One of the things I think is sad is that whatever wrongdoing there is, if it’s been exposed by the Russians, a foreign power against the United States, it should not be covered by the media. I mean, Heat Street, I’m editor, but it’s not my personal blog. If I had total and complete control, if it was my personal blog, we wouldn’t cover Wikileaks at all, because I don’t like working with the Russians. But it’s not, it’s opinions and my opinions are different, because I wear my bias openly on my sleeve, I have my McMullin avatar on my twitter.
I think part of the complaints about media bias just to step out of this for a second are that the media don’t admit their biases. I’m not a reporter, I’m a commentator. I couldn’t be a reporter because I’m a political animal to the marrow of my bones, and I have no objectivity.
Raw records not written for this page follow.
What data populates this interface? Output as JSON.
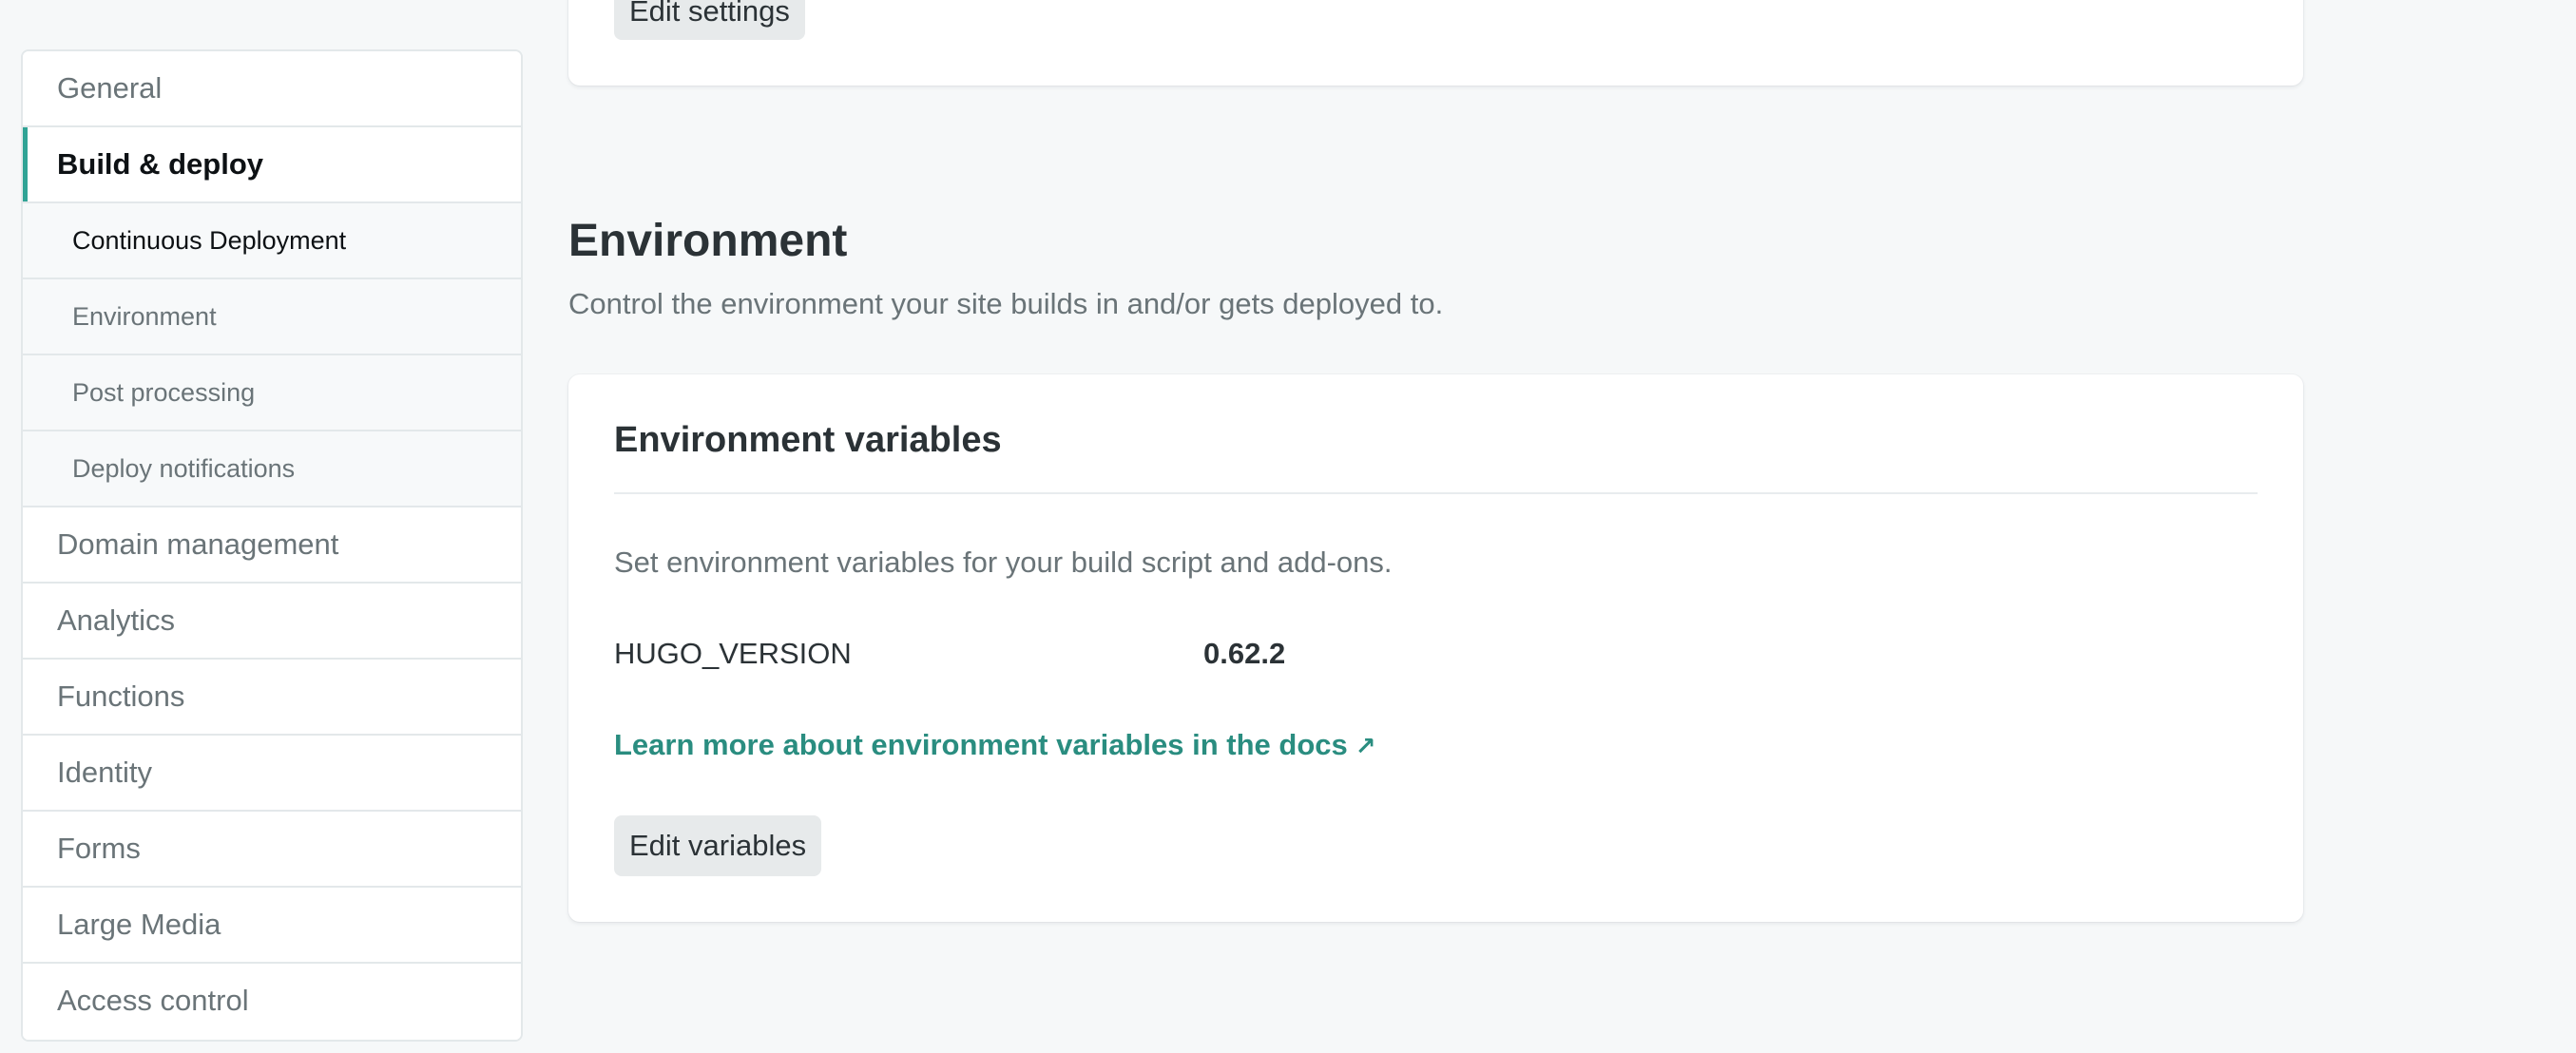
{
  "sidebar": {
    "items": [
      {
        "label": "General"
      },
      {
        "label": "Build & deploy"
      },
      {
        "label": "Domain management"
      },
      {
        "label": "Analytics"
      },
      {
        "label": "Functions"
      },
      {
        "label": "Identity"
      },
      {
        "label": "Forms"
      },
      {
        "label": "Large Media"
      },
      {
        "label": "Access control"
      }
    ],
    "subitems": [
      {
        "label": "Continuous Deployment"
      },
      {
        "label": "Environment"
      },
      {
        "label": "Post processing"
      },
      {
        "label": "Deploy notifications"
      }
    ]
  },
  "top_card": {
    "button_label": "Edit settings"
  },
  "environment": {
    "title": "Environment",
    "description": "Control the environment your site builds in and/or gets deployed to.",
    "card": {
      "title": "Environment variables",
      "description": "Set environment variables for your build script and add-ons.",
      "variables": [
        {
          "key": "HUGO_VERSION",
          "value": "0.62.2"
        }
      ],
      "docs_link": "Learn more about environment variables in the docs",
      "docs_link_icon": "external-link-arrow-icon",
      "button_label": "Edit variables"
    }
  },
  "colors": {
    "accent": "#30a395",
    "link": "#2a8d80",
    "background": "#f6f8f9"
  }
}
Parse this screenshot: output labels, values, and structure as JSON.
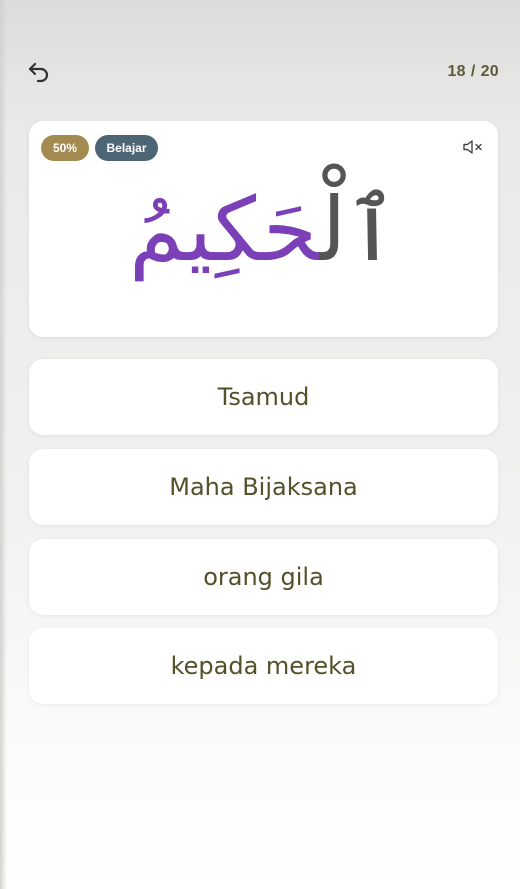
{
  "header": {
    "back_icon": "undo-arrow-icon",
    "progress_current": "18",
    "progress_separator": "/",
    "progress_total": "20"
  },
  "word_card": {
    "percent_badge": "50%",
    "mode_badge": "Belajar",
    "mute_icon": "speaker-muted-icon",
    "arabic_prefix": "ٱلْ",
    "arabic_stem": "حَكِيمُ",
    "colors": {
      "stem": "#7b3fb7",
      "prefix": "#555555",
      "percent_badge_bg": "#a38b4f",
      "mode_badge_bg": "#4d6675"
    }
  },
  "options": [
    {
      "label": "Tsamud"
    },
    {
      "label": "Maha Bijaksana"
    },
    {
      "label": "orang gila"
    },
    {
      "label": "kepada mereka"
    }
  ]
}
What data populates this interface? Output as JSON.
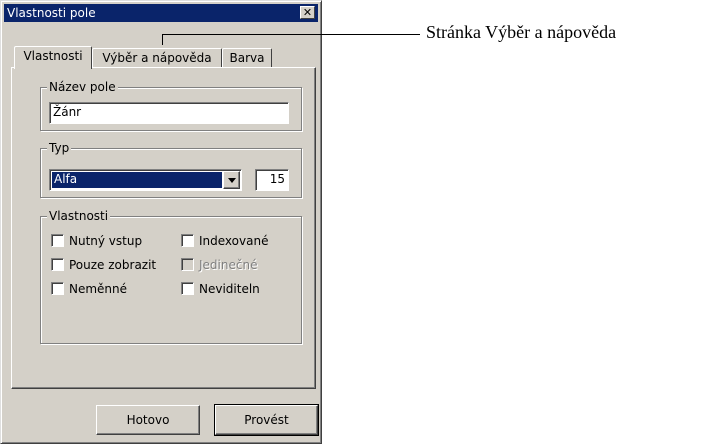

I think actually the best safeguard the media could adopt in future is just to be open and honest about your bias.
I hate Donald Trump. I’m not a huge fan of Hillary Clinton, but she’s a million times better than Donald Trump. I’m “Never Trump,” I’m not “Never Hillary,” and I infinitely prefer Evan McMullin to both of them. I’m completely open about that on Twitter and elsewhere.
Vox: That’s right. Some people ame to me and they were saying, well, “How come you’re friends with Louise when she was making suggestions to the Clinton campaign?” and I said, “Well considering that she’s been openly Hillary Clinton on her site from early on, why would there be anything wrong with that?”
Louise: Right exactly. At the time I had to, you know, I was all hashtag #RepublicansForHillary on my Twitter. Evan McMullin did not enter this race until August of 2016. The emails that you saw there were from February. I stand by them. I’m really proud. I hear your dogs going. Does this mean you have to go? We might be out of time here.
Louise: Okay. Let’s be out of time. All right. Let’s pick this up after the elections, Vox. That was great.
Vox: Let me just say that one of us is going to be sending a book to the other and I’m hoping you’ll be reading mine.
Louise: Wait, I want your book anyway. You send me your book anyway. Send me your book now. I mean, can I get it on Kindle? Well brace yourselves after this debate, because I’m going to review Vox’s book and I’m extremely excited to read Vox’s book. One of the great things I love about him, as opposed to many other members of the alt-right is that he stands for his opinions, he is a real person, I don’t have any problem with that whatsoever, and I like to step out of my own bubble. Thank you again, and we’ll be back in touch for a future debate.
Vox: Okay. Bye bye.